Representative Michele Bachmann noted recently that 47 percent of Americans do not pay federal income tax; all of them, she said, should pay something because they benefit from parks, roads and national security. (Interesting that she acknowledged government has a purpose.) Gov. Rick Perry, in the announcement of his candidacy, said he was dismayed at the “injustice” that nearly half of Americans do not pay income tax. Jon Huntsman Jr., up to now the most reasonable in the Republican presidential field, said not enough Americans pay tax.
Representative Eric Cantor, the House majority leader, and several senators have made similar arguments, variations of the idea expressed earlier by Senator Dan Coats of Indiana that “everyone needs to have some skin in the game.”
This is factually wrong, economically wrong and morally wrong. First, the facts: a vast majority of Americans have skin in the tax game. Even if they earn too little to qualify for the income tax, they pay payroll taxes (which Republicans want to raise), gasoline excise taxes and state and local taxes. Only 14 percent of households pay neither income nor payroll taxes, according to the Tax Policy Center at the Brookings Institution. The poorest fifth paid an average of 16.3 percent of income in taxes in 2010.

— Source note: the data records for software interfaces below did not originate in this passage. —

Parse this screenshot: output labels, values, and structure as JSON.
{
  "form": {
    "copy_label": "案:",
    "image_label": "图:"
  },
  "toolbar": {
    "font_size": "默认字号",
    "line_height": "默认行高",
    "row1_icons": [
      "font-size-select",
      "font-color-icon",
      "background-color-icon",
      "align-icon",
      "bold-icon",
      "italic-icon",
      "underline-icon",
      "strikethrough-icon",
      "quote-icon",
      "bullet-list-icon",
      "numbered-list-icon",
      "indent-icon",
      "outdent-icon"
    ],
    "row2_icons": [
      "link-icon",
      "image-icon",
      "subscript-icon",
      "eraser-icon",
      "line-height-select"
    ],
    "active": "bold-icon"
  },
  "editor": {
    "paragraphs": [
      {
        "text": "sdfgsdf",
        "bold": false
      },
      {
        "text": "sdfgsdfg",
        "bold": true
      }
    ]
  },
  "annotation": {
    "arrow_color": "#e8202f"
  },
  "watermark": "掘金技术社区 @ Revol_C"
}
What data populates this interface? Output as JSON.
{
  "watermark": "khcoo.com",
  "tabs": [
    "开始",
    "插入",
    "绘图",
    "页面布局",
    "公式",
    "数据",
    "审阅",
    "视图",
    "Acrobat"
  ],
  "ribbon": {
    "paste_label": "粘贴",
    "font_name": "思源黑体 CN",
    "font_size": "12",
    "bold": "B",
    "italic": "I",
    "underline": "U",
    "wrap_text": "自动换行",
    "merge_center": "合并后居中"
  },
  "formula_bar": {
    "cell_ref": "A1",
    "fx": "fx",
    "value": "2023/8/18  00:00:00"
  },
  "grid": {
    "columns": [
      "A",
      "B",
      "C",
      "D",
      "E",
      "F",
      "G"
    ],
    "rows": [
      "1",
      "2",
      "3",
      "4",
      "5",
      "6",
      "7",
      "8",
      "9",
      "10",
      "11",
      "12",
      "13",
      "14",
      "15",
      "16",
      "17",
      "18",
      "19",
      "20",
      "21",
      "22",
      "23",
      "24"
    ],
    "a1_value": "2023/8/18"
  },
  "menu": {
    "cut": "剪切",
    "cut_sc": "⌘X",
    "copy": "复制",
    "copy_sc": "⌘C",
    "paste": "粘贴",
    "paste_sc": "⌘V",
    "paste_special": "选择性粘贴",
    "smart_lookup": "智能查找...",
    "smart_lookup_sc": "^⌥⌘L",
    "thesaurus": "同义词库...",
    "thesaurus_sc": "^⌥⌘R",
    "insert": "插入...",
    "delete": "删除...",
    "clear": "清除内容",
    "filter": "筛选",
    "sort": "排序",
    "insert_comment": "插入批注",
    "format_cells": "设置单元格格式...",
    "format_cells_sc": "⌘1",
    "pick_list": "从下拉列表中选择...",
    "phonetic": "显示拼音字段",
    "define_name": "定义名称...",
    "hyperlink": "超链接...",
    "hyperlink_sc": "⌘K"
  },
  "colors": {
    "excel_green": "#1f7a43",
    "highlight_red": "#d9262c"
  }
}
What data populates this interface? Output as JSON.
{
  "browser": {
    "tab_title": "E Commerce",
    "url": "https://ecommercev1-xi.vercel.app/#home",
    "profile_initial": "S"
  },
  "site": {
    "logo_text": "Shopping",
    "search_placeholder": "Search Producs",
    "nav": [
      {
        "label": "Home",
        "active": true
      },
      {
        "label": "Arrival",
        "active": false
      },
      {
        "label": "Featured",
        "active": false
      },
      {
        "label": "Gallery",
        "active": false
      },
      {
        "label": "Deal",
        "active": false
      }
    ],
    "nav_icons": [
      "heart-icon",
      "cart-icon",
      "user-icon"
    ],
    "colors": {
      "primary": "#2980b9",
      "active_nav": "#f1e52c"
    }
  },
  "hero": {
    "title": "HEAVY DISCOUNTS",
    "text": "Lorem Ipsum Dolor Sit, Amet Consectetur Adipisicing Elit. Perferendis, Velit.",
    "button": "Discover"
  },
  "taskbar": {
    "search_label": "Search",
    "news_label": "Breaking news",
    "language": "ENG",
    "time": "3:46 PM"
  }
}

Economically, reducing the earned income tax credit and the child tax credit — which would be required if everyone paid income taxes — makes no sense at a time of high unemployment. The credits, which only go to working people, have always been a strong incentive to work, as even some conservative economists say, and have increased the labor force while reducing the welfare rolls.
The moral argument would have been obvious before this polarized year. Nearly 90 percent of the families that paid no income tax make less than $40,000, most much less. The real problem is that so many Americans are struggling on such a small income, not whether they pay taxes. The two tax credits lifted 7.2 million people out of poverty in 2009, including four million children. At a time when high-income households are paying their lowest share of federal taxes in decades, when corporations frequently avoid paying any tax, it is clear who should bear a larger burden and who should not.

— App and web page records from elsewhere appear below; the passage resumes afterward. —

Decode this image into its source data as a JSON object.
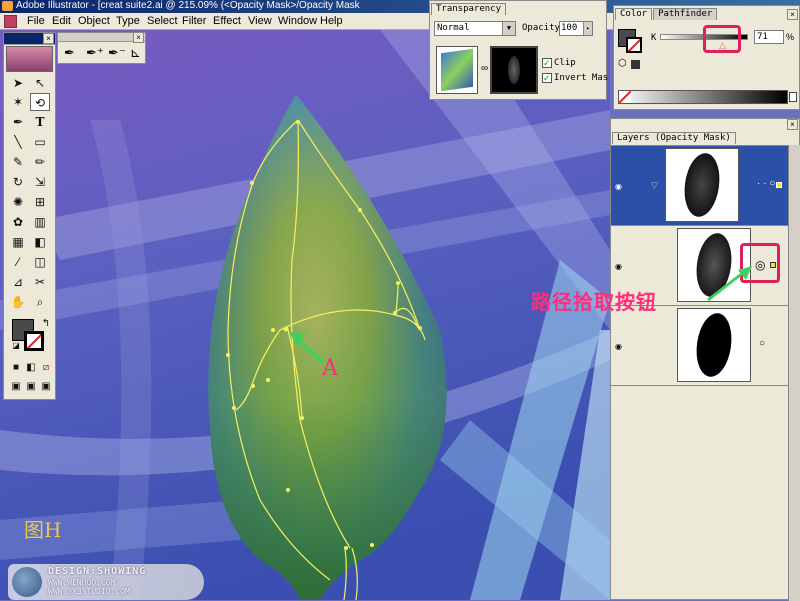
{
  "window": {
    "title": "Adobe Illustrator - [creat suite2.ai @ 215.09% (<Opacity Mask>/Opacity Mask"
  },
  "menu": [
    "File",
    "Edit",
    "Object",
    "Type",
    "Select",
    "Filter",
    "Effect",
    "View",
    "Window",
    "Help"
  ],
  "transparency": {
    "tab": "Transparency",
    "blend_mode": "Normal",
    "opacity_label": "Opacity:",
    "opacity_value": "100",
    "clip_label": "Clip",
    "invert_label": "Invert Mas"
  },
  "color_panel": {
    "tabs": [
      "Color",
      "Pathfinder"
    ],
    "channel_label": "K",
    "k_value": "71",
    "percent": "%"
  },
  "layers_panel": {
    "tab": "Layers (Opacity Mask)"
  },
  "annotations": {
    "a_label": "A",
    "cn_label": "路径拾取按钮",
    "figure_label": "图H"
  },
  "watermark": {
    "line1": "DESIGN:SHOWING",
    "line2": "WWW.WENHOO.COM",
    "line3": "WWW.3X3STUDIO.COM"
  },
  "colors": {
    "annotation_red": "#e0205a",
    "arrow_green": "#40d060",
    "path_yellow": "#f6f060",
    "selected_row": "#2c4fa8"
  }
}
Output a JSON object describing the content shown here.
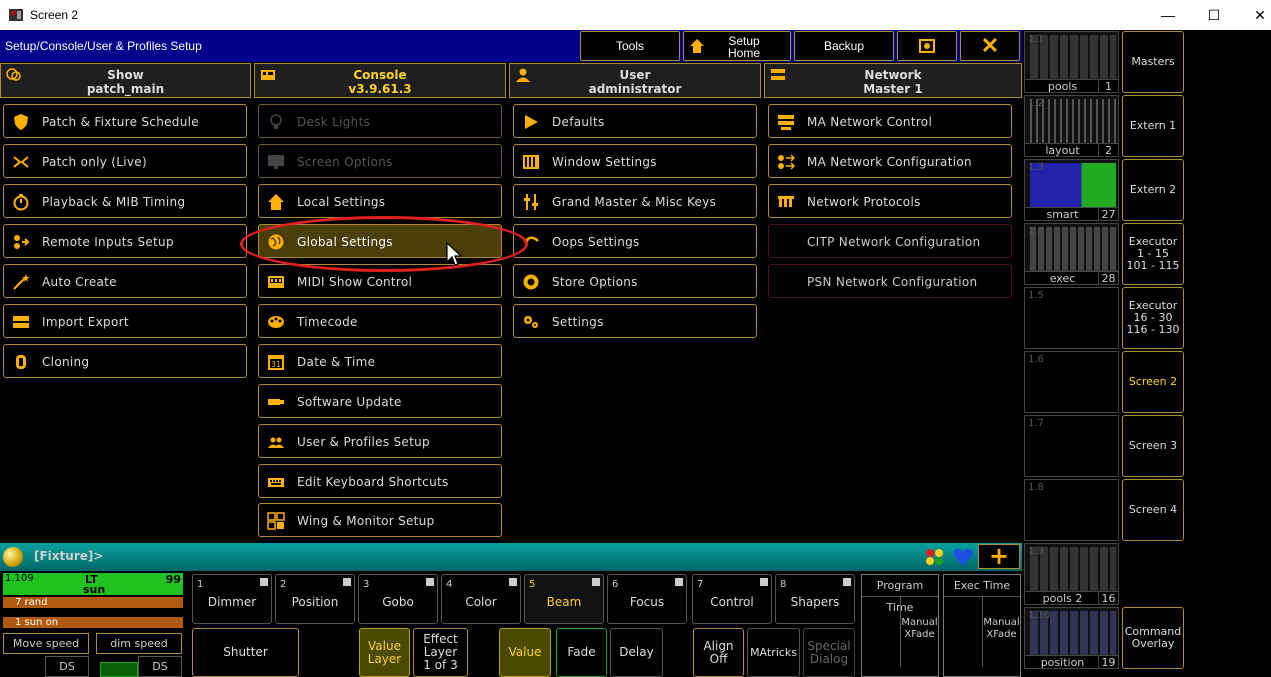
{
  "window": {
    "title": "Screen 2",
    "minimize": "—",
    "maximize": "☐",
    "close": "✕"
  },
  "topbar": {
    "path": "Setup/Console/User & Profiles Setup",
    "tools": "Tools",
    "setup_home_1": "Setup",
    "setup_home_2": "Home",
    "backup": "Backup",
    "close": "✕"
  },
  "tabs": [
    {
      "title": "Show",
      "sub": "patch_main"
    },
    {
      "title": "Console",
      "sub": "v3.9.61.3"
    },
    {
      "title": "User",
      "sub": "administrator"
    },
    {
      "title": "Network",
      "sub": "Master 1"
    }
  ],
  "col1": [
    "Patch & Fixture Schedule",
    "Patch only (Live)",
    "Playback & MIB Timing",
    "Remote Inputs Setup",
    "Auto Create",
    "Import Export",
    "Cloning"
  ],
  "col2": [
    "Desk Lights",
    "Screen Options",
    "Local Settings",
    "Global Settings",
    "MIDI Show Control",
    "Timecode",
    "Date & Time",
    "Software Update",
    "User & Profiles Setup",
    "Edit Keyboard Shortcuts",
    "Wing & Monitor Setup"
  ],
  "col3": [
    "Defaults",
    "Window Settings",
    "Grand Master & Misc Keys",
    "Oops Settings",
    "Store Options",
    "Settings"
  ],
  "col4": [
    "MA Network Control",
    "MA Network Configuration",
    "Network Protocols",
    "CITP Network Configuration",
    "PSN Network Configuration"
  ],
  "views": [
    {
      "num": "1.1",
      "cap": "pools",
      "n": "1"
    },
    {
      "num": "1.2",
      "cap": "layout",
      "n": "2"
    },
    {
      "num": "1.3",
      "cap": "smart",
      "n": "27"
    },
    {
      "num": "1.4",
      "cap": "exec",
      "n": "28"
    },
    {
      "num": "1.5",
      "cap": "",
      "n": ""
    },
    {
      "num": "1.6",
      "cap": "",
      "n": ""
    },
    {
      "num": "1.7",
      "cap": "",
      "n": ""
    },
    {
      "num": "1.8",
      "cap": "",
      "n": ""
    },
    {
      "num": "1.9",
      "cap": "pools 2",
      "n": "16"
    },
    {
      "num": "1.10",
      "cap": "position",
      "n": "19"
    }
  ],
  "screens": [
    "Masters",
    "Extern 1",
    "Extern 2",
    "Executor\n1 - 15\n101 - 115",
    "Executor\n16 - 30\n116 - 130",
    "Screen 2",
    "Screen 3",
    "Screen 4",
    "",
    "Command\nOverlay"
  ],
  "command": {
    "prompt": "[Fixture]>"
  },
  "fixture": {
    "id": "1.109",
    "name1": "LT",
    "name2": "sun",
    "value": "99",
    "row1": "7 rand",
    "row2": "1 sun on"
  },
  "speed": {
    "move": "Move speed",
    "dim": "dim speed",
    "ds1": "DS",
    "ds2": "DS"
  },
  "features": [
    {
      "n": "1",
      "label": "Dimmer"
    },
    {
      "n": "2",
      "label": "Position"
    },
    {
      "n": "3",
      "label": "Gobo"
    },
    {
      "n": "4",
      "label": "Color"
    },
    {
      "n": "5",
      "label": "Beam"
    },
    {
      "n": "6",
      "label": "Focus"
    },
    {
      "n": "7",
      "label": "Control"
    },
    {
      "n": "8",
      "label": "Shapers"
    }
  ],
  "bottom": {
    "shutter": "Shutter",
    "value_layer": "Value\nLayer",
    "effect_layer": "Effect\nLayer\n1 of 3",
    "value": "Value",
    "fade": "Fade",
    "delay": "Delay",
    "align_off": "Align\nOff",
    "matricks": "MAtricks",
    "special_dialog": "Special\nDialog",
    "program_time": "Program Time",
    "exec_time": "Exec Time",
    "manual_xfade": "Manual\nXFade"
  },
  "colors": {
    "accent": "#ffd21f",
    "border": "#b08a2e",
    "titlebar": "#00008b"
  }
}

-The New York Times. Without a doubt, this is the best editorial I have read all year. Read the entire piece here.
Walker's Controversial Appointee to Veterans Affairs Board
Earlier this year, while most of the state was focused on his union-busting efforts, Scott Walker quietly took control of the power to directly appoint the head of the Veterans Affairs Board.

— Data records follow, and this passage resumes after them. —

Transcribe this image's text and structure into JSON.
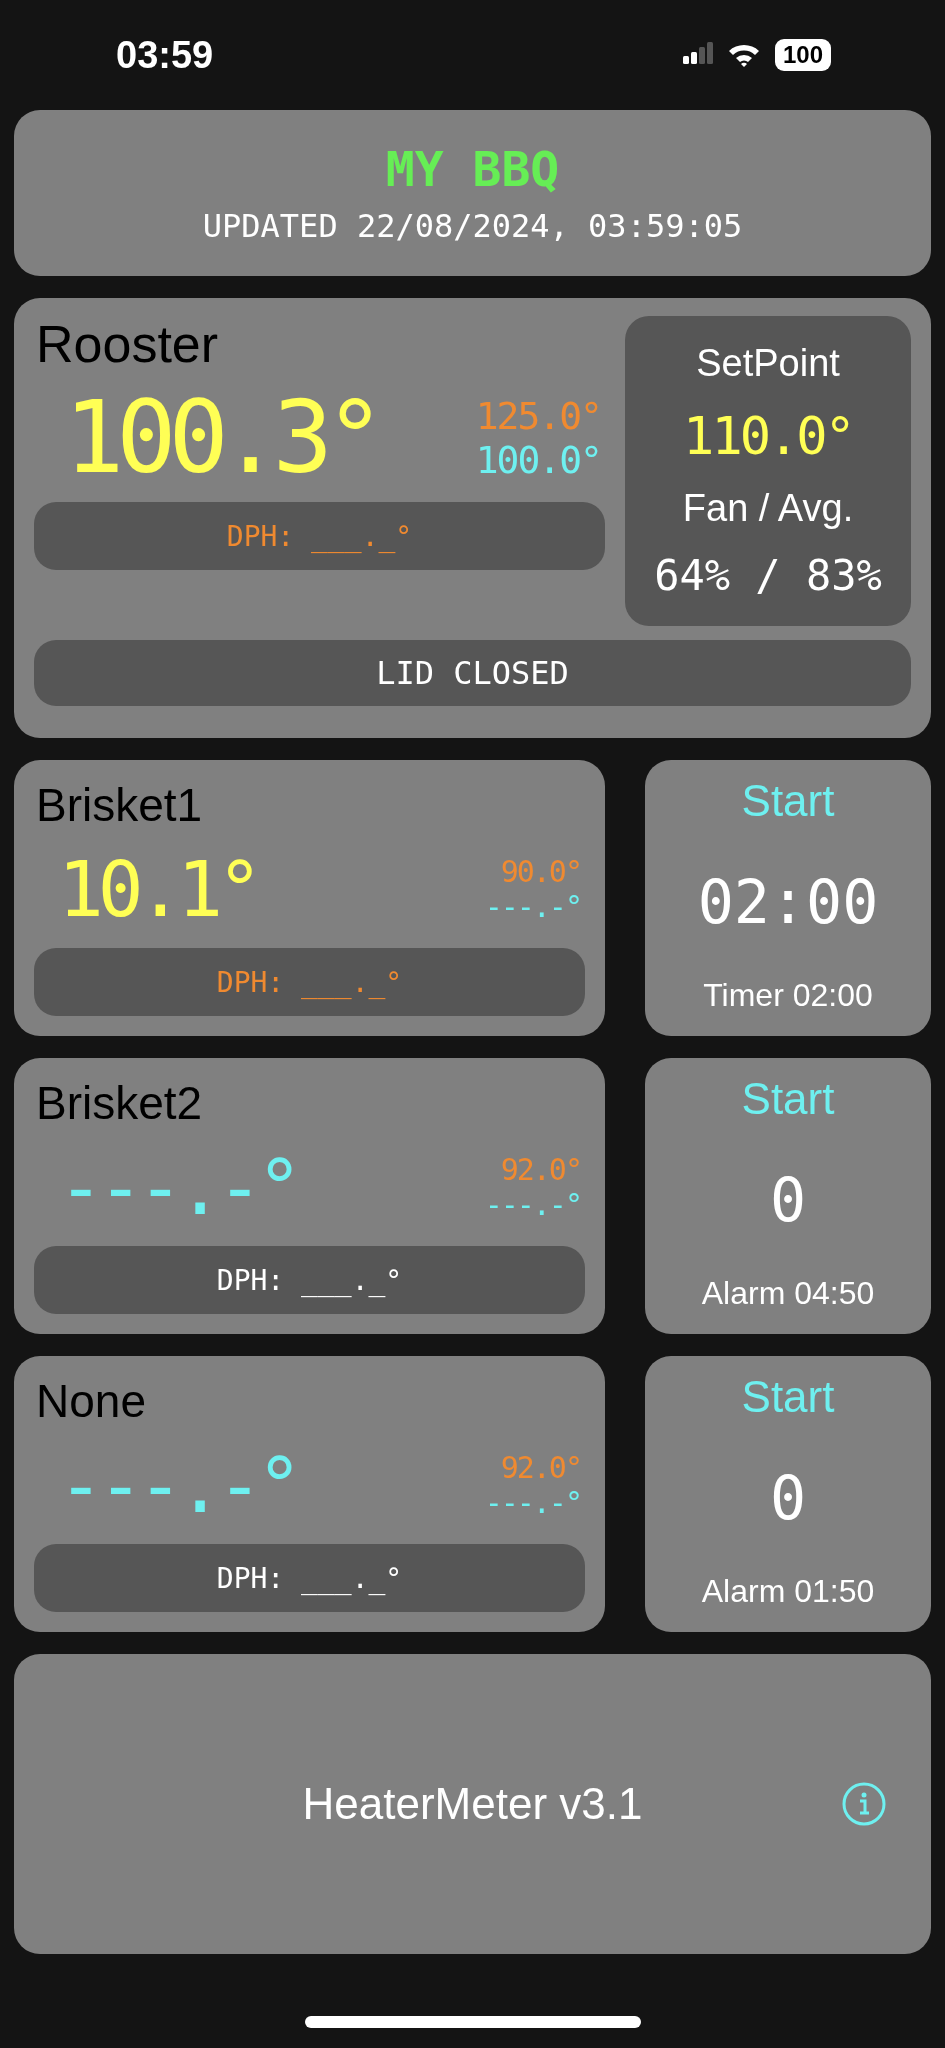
{
  "status_bar": {
    "time": "03:59",
    "battery": "100"
  },
  "header": {
    "title": "MY BBQ",
    "updated": "UPDATED 22/08/2024, 03:59:05"
  },
  "pit": {
    "name": "Rooster",
    "temp": {
      "text": "100.3°",
      "color": "#ffff55"
    },
    "high": "125.0°",
    "low": "100.0°",
    "dph": {
      "text": "DPH: ___._°",
      "color": "#f08a30"
    },
    "setpoint_label": "SetPoint",
    "setpoint": "110.0°",
    "fan_label": "Fan / Avg.",
    "fan": "64% / 83%",
    "lid": "LID CLOSED"
  },
  "probes": [
    {
      "name": "Brisket1",
      "temp": {
        "text": "10.1°",
        "color": "#ffff55"
      },
      "high": "90.0°",
      "low": "---.-°",
      "dph": {
        "text": "DPH: ___._°",
        "color": "#f08a30"
      },
      "timer": {
        "action": "Start",
        "value": "02:00",
        "label": "Timer 02:00"
      }
    },
    {
      "name": "Brisket2",
      "temp": {
        "text": "---.-°",
        "color": "#6ef0f0"
      },
      "high": "92.0°",
      "low": "---.-°",
      "dph": {
        "text": "DPH: ___._°",
        "color": "#ffffff"
      },
      "timer": {
        "action": "Start",
        "value": "0",
        "label": "Alarm 04:50"
      }
    },
    {
      "name": "None",
      "temp": {
        "text": "---.-°",
        "color": "#6ef0f0"
      },
      "high": "92.0°",
      "low": "---.-°",
      "dph": {
        "text": "DPH: ___._°",
        "color": "#ffffff"
      },
      "timer": {
        "action": "Start",
        "value": "0",
        "label": "Alarm 01:50"
      }
    }
  ],
  "footer": {
    "text": "HeaterMeter v3.1"
  }
}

With this new authority, Walker appointed John Scocos, a man who had already been fired from this position in 2009. Scocos is also currently suing the board members and the agency, seeking $500,000 in damages.
As a result of this controversial appointment, Peter Moran, the Vice Chairman of the Board and a retired U.S. Army Reserve colonel, resigned today.
Harsh state judicial campaigns financed by ever larger amounts of special interest money are eating away at public faith in judicial impartiality. There are few places where the spectacle is more shameful than Wisconsin, where over-the-top campaigning, self-interested rulings, and a complete breakdown of courthouse collegiality and ethics is destroying trust in its Supreme Court.
--The New York Times, A Study in Judicial Dysfunction. A must-read.